A reader recently messaged us, “I just found this worm on my bathroom floor wiggling around. Help!” Although she did not explicitly ask, we assume she wants to know the identity of the worm, why it is in her bathroom, and how to get rid of it. The photo shows a dark brown or black worm-like organism:
ATTENTION: GET PARASITE HELP NOW! At All About Worms we get a lot of questions about skin parasites, blood parasites, and intestinal parasites in humans. Because we can't diagnose you, we have put together this list of doctors and labs who understand and specialize in dealing with parasites in humans! That resource is HERE
Although we can’t see a ton of detail of this worm, we believe it has a segmented body. We also don’t know its exact size, but we reckon it is pretty tiny. Finally, it has a round body shape rather than a flat, skinny one. So, what could this specimen be?

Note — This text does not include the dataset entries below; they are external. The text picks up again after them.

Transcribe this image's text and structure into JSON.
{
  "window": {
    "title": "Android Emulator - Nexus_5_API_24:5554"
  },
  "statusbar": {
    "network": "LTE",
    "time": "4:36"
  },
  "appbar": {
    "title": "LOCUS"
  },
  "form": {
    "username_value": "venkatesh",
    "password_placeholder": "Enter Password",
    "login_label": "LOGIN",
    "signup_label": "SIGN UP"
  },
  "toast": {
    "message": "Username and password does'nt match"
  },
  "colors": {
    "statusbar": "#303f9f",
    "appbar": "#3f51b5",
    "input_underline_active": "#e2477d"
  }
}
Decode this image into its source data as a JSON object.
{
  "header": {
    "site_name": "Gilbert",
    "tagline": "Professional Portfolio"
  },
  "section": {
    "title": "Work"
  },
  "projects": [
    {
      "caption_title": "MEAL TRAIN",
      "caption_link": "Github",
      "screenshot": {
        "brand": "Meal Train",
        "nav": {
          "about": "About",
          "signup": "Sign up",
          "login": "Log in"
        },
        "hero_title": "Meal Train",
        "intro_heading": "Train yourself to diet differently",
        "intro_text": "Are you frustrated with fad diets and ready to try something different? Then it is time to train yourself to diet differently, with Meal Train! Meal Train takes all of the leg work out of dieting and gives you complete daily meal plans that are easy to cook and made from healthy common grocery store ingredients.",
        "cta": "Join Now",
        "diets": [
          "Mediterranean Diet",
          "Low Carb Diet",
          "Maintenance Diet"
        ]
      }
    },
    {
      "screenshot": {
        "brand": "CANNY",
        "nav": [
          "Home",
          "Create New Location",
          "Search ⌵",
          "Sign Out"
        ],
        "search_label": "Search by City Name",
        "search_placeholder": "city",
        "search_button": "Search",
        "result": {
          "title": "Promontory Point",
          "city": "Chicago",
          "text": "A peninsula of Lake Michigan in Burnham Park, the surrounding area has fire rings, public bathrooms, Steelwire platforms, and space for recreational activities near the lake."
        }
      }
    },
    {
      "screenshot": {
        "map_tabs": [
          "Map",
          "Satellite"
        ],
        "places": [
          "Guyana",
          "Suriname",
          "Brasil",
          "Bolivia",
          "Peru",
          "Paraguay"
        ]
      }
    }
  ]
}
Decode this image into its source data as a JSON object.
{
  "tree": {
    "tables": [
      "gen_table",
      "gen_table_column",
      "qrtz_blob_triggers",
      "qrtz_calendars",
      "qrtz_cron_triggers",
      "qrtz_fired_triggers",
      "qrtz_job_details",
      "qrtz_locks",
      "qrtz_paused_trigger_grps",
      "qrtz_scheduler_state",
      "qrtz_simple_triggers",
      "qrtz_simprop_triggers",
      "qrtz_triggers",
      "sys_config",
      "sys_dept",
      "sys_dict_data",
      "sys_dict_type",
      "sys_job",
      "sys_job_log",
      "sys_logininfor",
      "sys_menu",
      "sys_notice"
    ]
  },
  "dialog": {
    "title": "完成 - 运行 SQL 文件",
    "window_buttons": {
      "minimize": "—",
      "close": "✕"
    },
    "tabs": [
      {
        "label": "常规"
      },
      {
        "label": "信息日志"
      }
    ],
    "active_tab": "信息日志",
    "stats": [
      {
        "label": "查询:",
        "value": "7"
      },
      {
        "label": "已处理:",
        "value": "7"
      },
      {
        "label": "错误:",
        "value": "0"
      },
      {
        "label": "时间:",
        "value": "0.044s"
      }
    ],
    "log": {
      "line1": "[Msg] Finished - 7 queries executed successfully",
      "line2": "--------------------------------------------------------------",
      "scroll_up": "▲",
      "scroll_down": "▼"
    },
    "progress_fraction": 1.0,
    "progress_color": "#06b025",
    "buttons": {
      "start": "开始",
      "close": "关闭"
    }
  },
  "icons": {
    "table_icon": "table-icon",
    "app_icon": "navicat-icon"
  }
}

We aren’t entirely sure what our reader has found in her bathroom. We can confidently rule out the three most common worm-like organisms found in bathrooms: bloodworms, earthworms, and drain fly larvae. Bloodworms and earthworms both have thin, red bodies, and drain fly larvae are extremley tiny with small hairs covering their thin black bodies. Based on the photograph, we think this might be a black soldier fly larva or some other type of fly or moth larva.
Black soldier fly larvae, or BSFL for short, are creatures that are commonly known for their composting abilities. They are excellent decomposers. They eat organic waste then return nutrients back to the environment. While these aren’t usually indoor pests, readers do sometimes find them in or near the trash or compost bin. If this is a BSFL, our reader will probably find more of them in the garbage bin. She can get rid of them by taking out the garbage and scrubbing out the actual trash receptacle. If this isn’t BSFL, it is likely another species of fly or moth larva. It could have gotten in the bathroom through an open door or window, or been accidentally dragged in by a pet or on a shoe. As long as our reader’s bathroom isn’t crawling with these larvae we don’t think she should worry too much about this single larva’s presence. If our reader gives her bathroom a proper scrub down, and ensures that her windows and doors are properly sealed, she hopefully won’t experience any more visits from these larvae!
|No Paywall Here!
All About Worms is and always has been a free resource. We don't hide our articles behind a paywall, or make you give us your email address, or restrict the number of articles you can read in a month if you don't give us money. That said, it does cost us money to pay our research authors, and to run and maintain the site, so if something you read here was helpful or useful, won't you consider donating something to help keep All About Worms free?
To sum up, a reader sent us a photograph of a black larvae she noticed on her bathroom floor. We think this might be a BSFL, but we aren’t 100% confident.